= Material provided =
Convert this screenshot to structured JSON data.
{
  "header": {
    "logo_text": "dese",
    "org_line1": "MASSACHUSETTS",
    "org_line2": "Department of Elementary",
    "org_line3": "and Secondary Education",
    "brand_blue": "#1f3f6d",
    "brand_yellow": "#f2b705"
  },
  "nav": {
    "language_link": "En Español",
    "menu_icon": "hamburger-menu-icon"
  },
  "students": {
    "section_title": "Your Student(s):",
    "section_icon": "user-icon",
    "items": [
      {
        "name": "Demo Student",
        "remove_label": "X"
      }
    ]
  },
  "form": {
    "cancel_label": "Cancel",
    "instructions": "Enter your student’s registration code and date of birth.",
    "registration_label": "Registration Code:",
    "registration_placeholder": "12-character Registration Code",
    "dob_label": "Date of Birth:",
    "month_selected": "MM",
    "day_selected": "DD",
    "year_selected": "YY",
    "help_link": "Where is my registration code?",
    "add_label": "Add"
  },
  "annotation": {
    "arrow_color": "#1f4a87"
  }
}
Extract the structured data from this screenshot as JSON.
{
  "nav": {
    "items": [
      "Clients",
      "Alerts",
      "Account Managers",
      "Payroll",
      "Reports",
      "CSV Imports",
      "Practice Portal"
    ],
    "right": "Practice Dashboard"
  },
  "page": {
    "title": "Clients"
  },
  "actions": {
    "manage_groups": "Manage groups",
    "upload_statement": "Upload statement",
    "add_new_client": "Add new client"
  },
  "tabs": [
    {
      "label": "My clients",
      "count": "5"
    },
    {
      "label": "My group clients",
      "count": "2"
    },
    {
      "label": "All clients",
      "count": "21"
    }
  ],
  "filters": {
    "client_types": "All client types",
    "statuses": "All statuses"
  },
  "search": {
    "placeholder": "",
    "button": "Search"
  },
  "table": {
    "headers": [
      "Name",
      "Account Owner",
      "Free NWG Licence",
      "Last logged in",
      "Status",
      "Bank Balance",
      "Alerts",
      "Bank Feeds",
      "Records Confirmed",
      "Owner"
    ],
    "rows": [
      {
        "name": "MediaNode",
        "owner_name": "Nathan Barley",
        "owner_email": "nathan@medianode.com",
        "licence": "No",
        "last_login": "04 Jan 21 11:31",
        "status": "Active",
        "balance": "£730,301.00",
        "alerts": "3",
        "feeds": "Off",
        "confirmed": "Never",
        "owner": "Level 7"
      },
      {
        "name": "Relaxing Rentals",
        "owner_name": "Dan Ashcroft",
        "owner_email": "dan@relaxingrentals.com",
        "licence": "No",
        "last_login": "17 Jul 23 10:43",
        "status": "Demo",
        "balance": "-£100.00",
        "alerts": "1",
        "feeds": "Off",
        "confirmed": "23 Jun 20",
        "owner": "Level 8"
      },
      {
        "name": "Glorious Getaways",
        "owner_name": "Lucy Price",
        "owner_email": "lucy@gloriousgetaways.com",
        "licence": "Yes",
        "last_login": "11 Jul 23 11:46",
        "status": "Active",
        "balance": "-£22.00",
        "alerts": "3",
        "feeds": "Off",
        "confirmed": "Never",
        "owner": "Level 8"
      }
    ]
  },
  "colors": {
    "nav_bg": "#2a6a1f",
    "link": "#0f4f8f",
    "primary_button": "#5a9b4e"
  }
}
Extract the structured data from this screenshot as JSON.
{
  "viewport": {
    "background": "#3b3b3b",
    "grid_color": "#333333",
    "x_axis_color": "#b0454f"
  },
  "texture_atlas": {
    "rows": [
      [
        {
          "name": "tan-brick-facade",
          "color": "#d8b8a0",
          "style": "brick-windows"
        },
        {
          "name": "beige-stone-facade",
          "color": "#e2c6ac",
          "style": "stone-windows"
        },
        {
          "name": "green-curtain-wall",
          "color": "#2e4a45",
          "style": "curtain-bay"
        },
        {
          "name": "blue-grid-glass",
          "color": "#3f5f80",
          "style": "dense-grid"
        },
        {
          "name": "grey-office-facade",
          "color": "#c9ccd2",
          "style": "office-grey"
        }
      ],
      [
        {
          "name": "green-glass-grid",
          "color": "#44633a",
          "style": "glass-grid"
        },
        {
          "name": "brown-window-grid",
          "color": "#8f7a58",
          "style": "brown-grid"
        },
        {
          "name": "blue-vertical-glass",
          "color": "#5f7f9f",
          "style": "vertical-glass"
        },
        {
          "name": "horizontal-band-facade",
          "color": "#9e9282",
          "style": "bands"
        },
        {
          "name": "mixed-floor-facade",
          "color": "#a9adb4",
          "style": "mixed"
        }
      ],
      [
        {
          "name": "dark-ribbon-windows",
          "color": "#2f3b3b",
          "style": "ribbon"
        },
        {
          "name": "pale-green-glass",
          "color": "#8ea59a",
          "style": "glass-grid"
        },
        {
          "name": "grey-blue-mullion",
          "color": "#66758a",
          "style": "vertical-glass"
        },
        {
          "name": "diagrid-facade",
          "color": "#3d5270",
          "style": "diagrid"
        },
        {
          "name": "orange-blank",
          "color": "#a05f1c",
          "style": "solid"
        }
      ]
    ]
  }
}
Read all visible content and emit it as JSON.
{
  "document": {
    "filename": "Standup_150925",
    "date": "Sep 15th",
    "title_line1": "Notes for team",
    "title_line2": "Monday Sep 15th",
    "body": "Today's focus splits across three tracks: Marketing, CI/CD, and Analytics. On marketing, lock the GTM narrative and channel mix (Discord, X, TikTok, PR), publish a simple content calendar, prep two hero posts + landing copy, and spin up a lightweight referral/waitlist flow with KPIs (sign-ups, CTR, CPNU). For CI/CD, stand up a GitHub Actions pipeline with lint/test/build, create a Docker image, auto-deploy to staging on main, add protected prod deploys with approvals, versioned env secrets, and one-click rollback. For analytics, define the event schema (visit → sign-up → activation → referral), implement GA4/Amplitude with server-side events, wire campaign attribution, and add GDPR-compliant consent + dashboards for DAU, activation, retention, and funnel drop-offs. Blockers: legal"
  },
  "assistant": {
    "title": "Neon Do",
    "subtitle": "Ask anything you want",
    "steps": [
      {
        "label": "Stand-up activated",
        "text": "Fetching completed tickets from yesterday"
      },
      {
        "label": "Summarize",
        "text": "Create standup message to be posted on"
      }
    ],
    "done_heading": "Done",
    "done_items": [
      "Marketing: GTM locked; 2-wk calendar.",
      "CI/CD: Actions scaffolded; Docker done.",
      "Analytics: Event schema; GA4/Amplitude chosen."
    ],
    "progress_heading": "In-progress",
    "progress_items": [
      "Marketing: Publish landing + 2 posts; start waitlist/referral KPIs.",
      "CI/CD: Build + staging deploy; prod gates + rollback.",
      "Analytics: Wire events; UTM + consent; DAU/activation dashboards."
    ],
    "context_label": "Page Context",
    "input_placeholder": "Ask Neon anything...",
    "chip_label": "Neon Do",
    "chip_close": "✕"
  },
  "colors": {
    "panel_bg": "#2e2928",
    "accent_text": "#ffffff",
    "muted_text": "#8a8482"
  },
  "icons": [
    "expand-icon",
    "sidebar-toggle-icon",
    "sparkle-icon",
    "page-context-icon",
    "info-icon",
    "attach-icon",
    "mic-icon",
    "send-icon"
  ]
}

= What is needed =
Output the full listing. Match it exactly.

= Answer area =
Convert this screenshot to structured JSON data.
{
  "header": {
    "logo_text": "dese",
    "org_line1": "MASSACHUSETTS",
    "org_line2": "Department of Elementary",
    "org_line3": "and Secondary Education",
    "brand_blue": "#1f3f6d",
    "brand_yellow": "#f2b705"
  },
  "nav": {
    "language_link": "En Español",
    "menu_icon": "hamburger-menu-icon"
  },
  "students": {
    "section_title": "Your Student(s):",
    "section_icon": "user-icon",
    "items": [
      {
        "name": "Demo Student",
        "remove_label": "X"
      }
    ]
  },
  "form": {
    "cancel_label": "Cancel",
    "instructions": "Enter your student’s registration code and date of birth.",
    "registration_label": "Registration Code:",
    "registration_placeholder": "12-character Registration Code",
    "dob_label": "Date of Birth:",
    "month_selected": "MM",
    "day_selected": "DD",
    "year_selected": "YY",
    "help_link": "Where is my registration code?",
    "add_label": "Add"
  },
  "annotation": {
    "arrow_color": "#1f4a87"
  }
}
Extract the structured data from this screenshot as JSON.
{
  "nav": {
    "items": [
      "Clients",
      "Alerts",
      "Account Managers",
      "Payroll",
      "Reports",
      "CSV Imports",
      "Practice Portal"
    ],
    "right": "Practice Dashboard"
  },
  "page": {
    "title": "Clients"
  },
  "actions": {
    "manage_groups": "Manage groups",
    "upload_statement": "Upload statement",
    "add_new_client": "Add new client"
  },
  "tabs": [
    {
      "label": "My clients",
      "count": "5"
    },
    {
      "label": "My group clients",
      "count": "2"
    },
    {
      "label": "All clients",
      "count": "21"
    }
  ],
  "filters": {
    "client_types": "All client types",
    "statuses": "All statuses"
  },
  "search": {
    "placeholder": "",
    "button": "Search"
  },
  "table": {
    "headers": [
      "Name",
      "Account Owner",
      "Free NWG Licence",
      "Last logged in",
      "Status",
      "Bank Balance",
      "Alerts",
      "Bank Feeds",
      "Records Confirmed",
      "Owner"
    ],
    "rows": [
      {
        "name": "MediaNode",
        "owner_name": "Nathan Barley",
        "owner_email": "nathan@medianode.com",
        "licence": "No",
        "last_login": "04 Jan 21 11:31",
        "status": "Active",
        "balance": "£730,301.00",
        "alerts": "3",
        "feeds": "Off",
        "confirmed": "Never",
        "owner": "Level 7"
      },
      {
        "name": "Relaxing Rentals",
        "owner_name": "Dan Ashcroft",
        "owner_email": "dan@relaxingrentals.com",
        "licence": "No",
        "last_login": "17 Jul 23 10:43",
        "status": "Demo",
        "balance": "-£100.00",
        "alerts": "1",
        "feeds": "Off",
        "confirmed": "23 Jun 20",
        "owner": "Level 8"
      },
      {
        "name": "Glorious Getaways",
        "owner_name": "Lucy Price",
        "owner_email": "lucy@gloriousgetaways.com",
        "licence": "Yes",
        "last_login": "11 Jul 23 11:46",
        "status": "Active",
        "balance": "-£22.00",
        "alerts": "3",
        "feeds": "Off",
        "confirmed": "Never",
        "owner": "Level 8"
      }
    ]
  },
  "colors": {
    "nav_bg": "#2a6a1f",
    "link": "#0f4f8f",
    "primary_button": "#5a9b4e"
  }
}
Extract the structured data from this screenshot as JSON.
{
  "viewport": {
    "background": "#3b3b3b",
    "grid_color": "#333333",
    "x_axis_color": "#b0454f"
  },
  "texture_atlas": {
    "rows": [
      [
        {
          "name": "tan-brick-facade",
          "color": "#d8b8a0",
          "style": "brick-windows"
        },
        {
          "name": "beige-stone-facade",
          "color": "#e2c6ac",
          "style": "stone-windows"
        },
        {
          "name": "green-curtain-wall",
          "color": "#2e4a45",
          "style": "curtain-bay"
        },
        {
          "name": "blue-grid-glass",
          "color": "#3f5f80",
          "style": "dense-grid"
        },
        {
          "name": "grey-office-facade",
          "color": "#c9ccd2",
          "style": "office-grey"
        }
      ],
      [
        {
          "name": "green-glass-grid",
          "color": "#44633a",
          "style": "glass-grid"
        },
        {
          "name": "brown-window-grid",
          "color": "#8f7a58",
          "style": "brown-grid"
        },
        {
          "name": "blue-vertical-glass",
          "color": "#5f7f9f",
          "style": "vertical-glass"
        },
        {
          "name": "horizontal-band-facade",
          "color": "#9e9282",
          "style": "bands"
        },
        {
          "name": "mixed-floor-facade",
          "color": "#a9adb4",
          "style": "mixed"
        }
      ],
      [
        {
          "name": "dark-ribbon-windows",
          "color": "#2f3b3b",
          "style": "ribbon"
        },
        {
          "name": "pale-green-glass",
          "color": "#8ea59a",
          "style": "glass-grid"
        },
        {
          "name": "grey-blue-mullion",
          "color": "#66758a",
          "style": "vertical-glass"
        },
        {
          "name": "diagrid-facade",
          "color": "#3d5270",
          "style": "diagrid"
        },
        {
          "name": "orange-blank",
          "color": "#a05f1c",
          "style": "solid"
        }
      ]
    ]
  }
}
Read all visible content and emit it as JSON.
{
  "document": {
    "filename": "Standup_150925",
    "date": "Sep 15th",
    "title_line1": "Notes for team",
    "title_line2": "Monday Sep 15th",
    "body": "Today's focus splits across three tracks: Marketing, CI/CD, and Analytics. On marketing, lock the GTM narrative and channel mix (Discord, X, TikTok, PR), publish a simple content calendar, prep two hero posts + landing copy, and spin up a lightweight referral/waitlist flow with KPIs (sign-ups, CTR, CPNU). For CI/CD, stand up a GitHub Actions pipeline with lint/test/build, create a Docker image, auto-deploy to staging on main, add protected prod deploys with approvals, versioned env secrets, and one-click rollback. For analytics, define the event schema (visit → sign-up → activation → referral), implement GA4/Amplitude with server-side events, wire campaign attribution, and add GDPR-compliant consent + dashboards for DAU, activation, retention, and funnel drop-offs. Blockers: legal"
  },
  "assistant": {
    "title": "Neon Do",
    "subtitle": "Ask anything you want",
    "steps": [
      {
        "label": "Stand-up activated",
        "text": "Fetching completed tickets from yesterday"
      },
      {
        "label": "Summarize",
        "text": "Create standup message to be posted on"
      }
    ],
    "done_heading": "Done",
    "done_items": [
      "Marketing: GTM locked; 2-wk calendar.",
      "CI/CD: Actions scaffolded; Docker done.",
      "Analytics: Event schema; GA4/Amplitude chosen."
    ],
    "progress_heading": "In-progress",
    "progress_items": [
      "Marketing: Publish landing + 2 posts; start waitlist/referral KPIs.",
      "CI/CD: Build + staging deploy; prod gates + rollback.",
      "Analytics: Wire events; UTM + consent; DAU/activation dashboards."
    ],
    "context_label": "Page Context",
    "input_placeholder": "Ask Neon anything...",
    "chip_label": "Neon Do",
    "chip_close": "✕"
  },
  "colors": {
    "panel_bg": "#2e2928",
    "accent_text": "#ffffff",
    "muted_text": "#8a8482"
  },
  "icons": [
    "expand-icon",
    "sidebar-toggle-icon",
    "sparkle-icon",
    "page-context-icon",
    "info-icon",
    "attach-icon",
    "mic-icon",
    "send-icon"
  ]
}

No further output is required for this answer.